* _TASK REQUIREMENTS_
Output each entry verbatim. Leave the images out.

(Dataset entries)
== Segment start ==

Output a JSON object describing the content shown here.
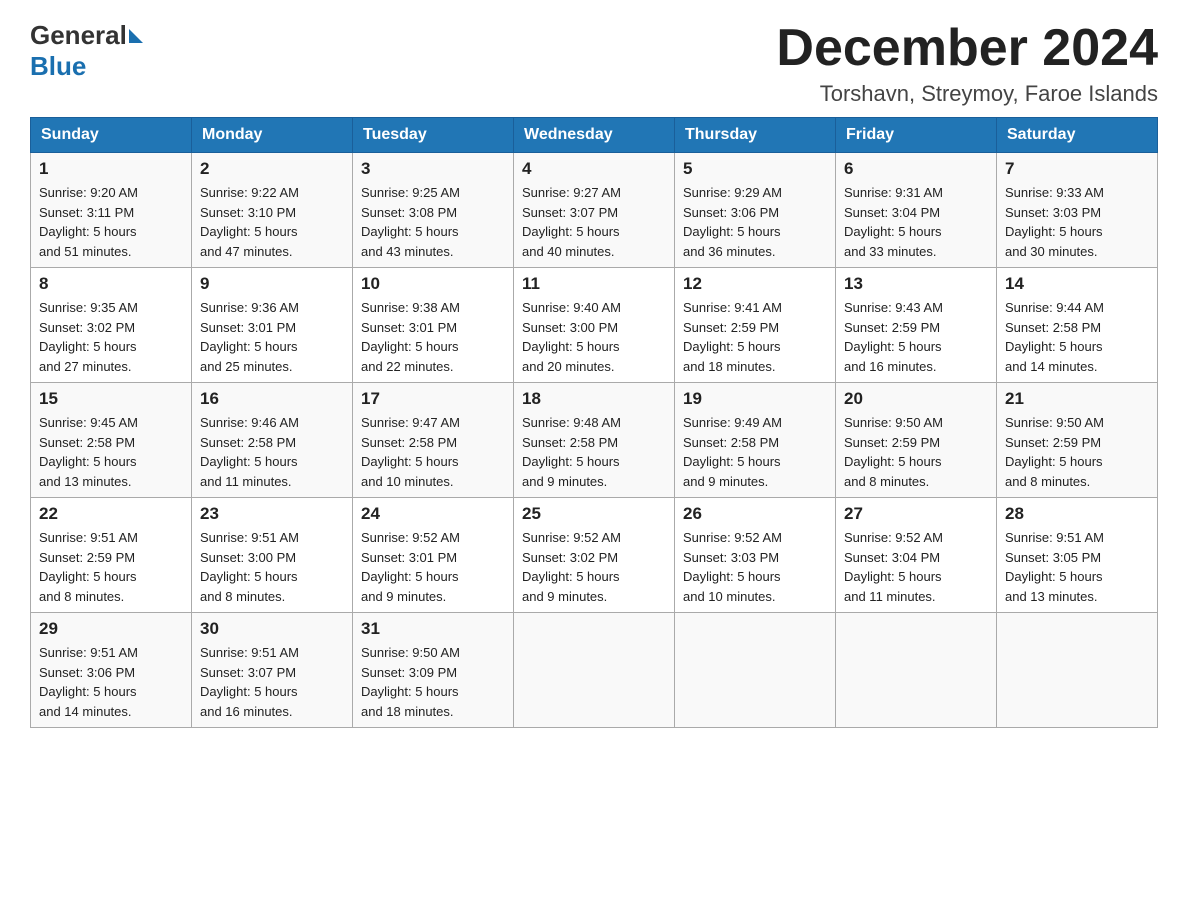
{
  "logo": {
    "general": "General",
    "blue": "Blue"
  },
  "header": {
    "month": "December 2024",
    "location": "Torshavn, Streymoy, Faroe Islands"
  },
  "weekdays": [
    "Sunday",
    "Monday",
    "Tuesday",
    "Wednesday",
    "Thursday",
    "Friday",
    "Saturday"
  ],
  "weeks": [
    [
      {
        "day": "1",
        "sunrise": "9:20 AM",
        "sunset": "3:11 PM",
        "daylight": "5 hours and 51 minutes."
      },
      {
        "day": "2",
        "sunrise": "9:22 AM",
        "sunset": "3:10 PM",
        "daylight": "5 hours and 47 minutes."
      },
      {
        "day": "3",
        "sunrise": "9:25 AM",
        "sunset": "3:08 PM",
        "daylight": "5 hours and 43 minutes."
      },
      {
        "day": "4",
        "sunrise": "9:27 AM",
        "sunset": "3:07 PM",
        "daylight": "5 hours and 40 minutes."
      },
      {
        "day": "5",
        "sunrise": "9:29 AM",
        "sunset": "3:06 PM",
        "daylight": "5 hours and 36 minutes."
      },
      {
        "day": "6",
        "sunrise": "9:31 AM",
        "sunset": "3:04 PM",
        "daylight": "5 hours and 33 minutes."
      },
      {
        "day": "7",
        "sunrise": "9:33 AM",
        "sunset": "3:03 PM",
        "daylight": "5 hours and 30 minutes."
      }
    ],
    [
      {
        "day": "8",
        "sunrise": "9:35 AM",
        "sunset": "3:02 PM",
        "daylight": "5 hours and 27 minutes."
      },
      {
        "day": "9",
        "sunrise": "9:36 AM",
        "sunset": "3:01 PM",
        "daylight": "5 hours and 25 minutes."
      },
      {
        "day": "10",
        "sunrise": "9:38 AM",
        "sunset": "3:01 PM",
        "daylight": "5 hours and 22 minutes."
      },
      {
        "day": "11",
        "sunrise": "9:40 AM",
        "sunset": "3:00 PM",
        "daylight": "5 hours and 20 minutes."
      },
      {
        "day": "12",
        "sunrise": "9:41 AM",
        "sunset": "2:59 PM",
        "daylight": "5 hours and 18 minutes."
      },
      {
        "day": "13",
        "sunrise": "9:43 AM",
        "sunset": "2:59 PM",
        "daylight": "5 hours and 16 minutes."
      },
      {
        "day": "14",
        "sunrise": "9:44 AM",
        "sunset": "2:58 PM",
        "daylight": "5 hours and 14 minutes."
      }
    ],
    [
      {
        "day": "15",
        "sunrise": "9:45 AM",
        "sunset": "2:58 PM",
        "daylight": "5 hours and 13 minutes."
      },
      {
        "day": "16",
        "sunrise": "9:46 AM",
        "sunset": "2:58 PM",
        "daylight": "5 hours and 11 minutes."
      },
      {
        "day": "17",
        "sunrise": "9:47 AM",
        "sunset": "2:58 PM",
        "daylight": "5 hours and 10 minutes."
      },
      {
        "day": "18",
        "sunrise": "9:48 AM",
        "sunset": "2:58 PM",
        "daylight": "5 hours and 9 minutes."
      },
      {
        "day": "19",
        "sunrise": "9:49 AM",
        "sunset": "2:58 PM",
        "daylight": "5 hours and 9 minutes."
      },
      {
        "day": "20",
        "sunrise": "9:50 AM",
        "sunset": "2:59 PM",
        "daylight": "5 hours and 8 minutes."
      },
      {
        "day": "21",
        "sunrise": "9:50 AM",
        "sunset": "2:59 PM",
        "daylight": "5 hours and 8 minutes."
      }
    ],
    [
      {
        "day": "22",
        "sunrise": "9:51 AM",
        "sunset": "2:59 PM",
        "daylight": "5 hours and 8 minutes."
      },
      {
        "day": "23",
        "sunrise": "9:51 AM",
        "sunset": "3:00 PM",
        "daylight": "5 hours and 8 minutes."
      },
      {
        "day": "24",
        "sunrise": "9:52 AM",
        "sunset": "3:01 PM",
        "daylight": "5 hours and 9 minutes."
      },
      {
        "day": "25",
        "sunrise": "9:52 AM",
        "sunset": "3:02 PM",
        "daylight": "5 hours and 9 minutes."
      },
      {
        "day": "26",
        "sunrise": "9:52 AM",
        "sunset": "3:03 PM",
        "daylight": "5 hours and 10 minutes."
      },
      {
        "day": "27",
        "sunrise": "9:52 AM",
        "sunset": "3:04 PM",
        "daylight": "5 hours and 11 minutes."
      },
      {
        "day": "28",
        "sunrise": "9:51 AM",
        "sunset": "3:05 PM",
        "daylight": "5 hours and 13 minutes."
      }
    ],
    [
      {
        "day": "29",
        "sunrise": "9:51 AM",
        "sunset": "3:06 PM",
        "daylight": "5 hours and 14 minutes."
      },
      {
        "day": "30",
        "sunrise": "9:51 AM",
        "sunset": "3:07 PM",
        "daylight": "5 hours and 16 minutes."
      },
      {
        "day": "31",
        "sunrise": "9:50 AM",
        "sunset": "3:09 PM",
        "daylight": "5 hours and 18 minutes."
      },
      null,
      null,
      null,
      null
    ]
  ],
  "labels": {
    "sunrise": "Sunrise:",
    "sunset": "Sunset:",
    "daylight": "Daylight:"
  }
}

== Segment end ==

* _SOLUTION TO THE EXERCISE_
Output a JSON object describing the content shown here.
{
  "logo": {
    "general": "General",
    "blue": "Blue"
  },
  "header": {
    "month": "December 2024",
    "location": "Torshavn, Streymoy, Faroe Islands"
  },
  "weekdays": [
    "Sunday",
    "Monday",
    "Tuesday",
    "Wednesday",
    "Thursday",
    "Friday",
    "Saturday"
  ],
  "weeks": [
    [
      {
        "day": "1",
        "sunrise": "9:20 AM",
        "sunset": "3:11 PM",
        "daylight": "5 hours and 51 minutes."
      },
      {
        "day": "2",
        "sunrise": "9:22 AM",
        "sunset": "3:10 PM",
        "daylight": "5 hours and 47 minutes."
      },
      {
        "day": "3",
        "sunrise": "9:25 AM",
        "sunset": "3:08 PM",
        "daylight": "5 hours and 43 minutes."
      },
      {
        "day": "4",
        "sunrise": "9:27 AM",
        "sunset": "3:07 PM",
        "daylight": "5 hours and 40 minutes."
      },
      {
        "day": "5",
        "sunrise": "9:29 AM",
        "sunset": "3:06 PM",
        "daylight": "5 hours and 36 minutes."
      },
      {
        "day": "6",
        "sunrise": "9:31 AM",
        "sunset": "3:04 PM",
        "daylight": "5 hours and 33 minutes."
      },
      {
        "day": "7",
        "sunrise": "9:33 AM",
        "sunset": "3:03 PM",
        "daylight": "5 hours and 30 minutes."
      }
    ],
    [
      {
        "day": "8",
        "sunrise": "9:35 AM",
        "sunset": "3:02 PM",
        "daylight": "5 hours and 27 minutes."
      },
      {
        "day": "9",
        "sunrise": "9:36 AM",
        "sunset": "3:01 PM",
        "daylight": "5 hours and 25 minutes."
      },
      {
        "day": "10",
        "sunrise": "9:38 AM",
        "sunset": "3:01 PM",
        "daylight": "5 hours and 22 minutes."
      },
      {
        "day": "11",
        "sunrise": "9:40 AM",
        "sunset": "3:00 PM",
        "daylight": "5 hours and 20 minutes."
      },
      {
        "day": "12",
        "sunrise": "9:41 AM",
        "sunset": "2:59 PM",
        "daylight": "5 hours and 18 minutes."
      },
      {
        "day": "13",
        "sunrise": "9:43 AM",
        "sunset": "2:59 PM",
        "daylight": "5 hours and 16 minutes."
      },
      {
        "day": "14",
        "sunrise": "9:44 AM",
        "sunset": "2:58 PM",
        "daylight": "5 hours and 14 minutes."
      }
    ],
    [
      {
        "day": "15",
        "sunrise": "9:45 AM",
        "sunset": "2:58 PM",
        "daylight": "5 hours and 13 minutes."
      },
      {
        "day": "16",
        "sunrise": "9:46 AM",
        "sunset": "2:58 PM",
        "daylight": "5 hours and 11 minutes."
      },
      {
        "day": "17",
        "sunrise": "9:47 AM",
        "sunset": "2:58 PM",
        "daylight": "5 hours and 10 minutes."
      },
      {
        "day": "18",
        "sunrise": "9:48 AM",
        "sunset": "2:58 PM",
        "daylight": "5 hours and 9 minutes."
      },
      {
        "day": "19",
        "sunrise": "9:49 AM",
        "sunset": "2:58 PM",
        "daylight": "5 hours and 9 minutes."
      },
      {
        "day": "20",
        "sunrise": "9:50 AM",
        "sunset": "2:59 PM",
        "daylight": "5 hours and 8 minutes."
      },
      {
        "day": "21",
        "sunrise": "9:50 AM",
        "sunset": "2:59 PM",
        "daylight": "5 hours and 8 minutes."
      }
    ],
    [
      {
        "day": "22",
        "sunrise": "9:51 AM",
        "sunset": "2:59 PM",
        "daylight": "5 hours and 8 minutes."
      },
      {
        "day": "23",
        "sunrise": "9:51 AM",
        "sunset": "3:00 PM",
        "daylight": "5 hours and 8 minutes."
      },
      {
        "day": "24",
        "sunrise": "9:52 AM",
        "sunset": "3:01 PM",
        "daylight": "5 hours and 9 minutes."
      },
      {
        "day": "25",
        "sunrise": "9:52 AM",
        "sunset": "3:02 PM",
        "daylight": "5 hours and 9 minutes."
      },
      {
        "day": "26",
        "sunrise": "9:52 AM",
        "sunset": "3:03 PM",
        "daylight": "5 hours and 10 minutes."
      },
      {
        "day": "27",
        "sunrise": "9:52 AM",
        "sunset": "3:04 PM",
        "daylight": "5 hours and 11 minutes."
      },
      {
        "day": "28",
        "sunrise": "9:51 AM",
        "sunset": "3:05 PM",
        "daylight": "5 hours and 13 minutes."
      }
    ],
    [
      {
        "day": "29",
        "sunrise": "9:51 AM",
        "sunset": "3:06 PM",
        "daylight": "5 hours and 14 minutes."
      },
      {
        "day": "30",
        "sunrise": "9:51 AM",
        "sunset": "3:07 PM",
        "daylight": "5 hours and 16 minutes."
      },
      {
        "day": "31",
        "sunrise": "9:50 AM",
        "sunset": "3:09 PM",
        "daylight": "5 hours and 18 minutes."
      },
      null,
      null,
      null,
      null
    ]
  ],
  "labels": {
    "sunrise": "Sunrise:",
    "sunset": "Sunset:",
    "daylight": "Daylight:"
  }
}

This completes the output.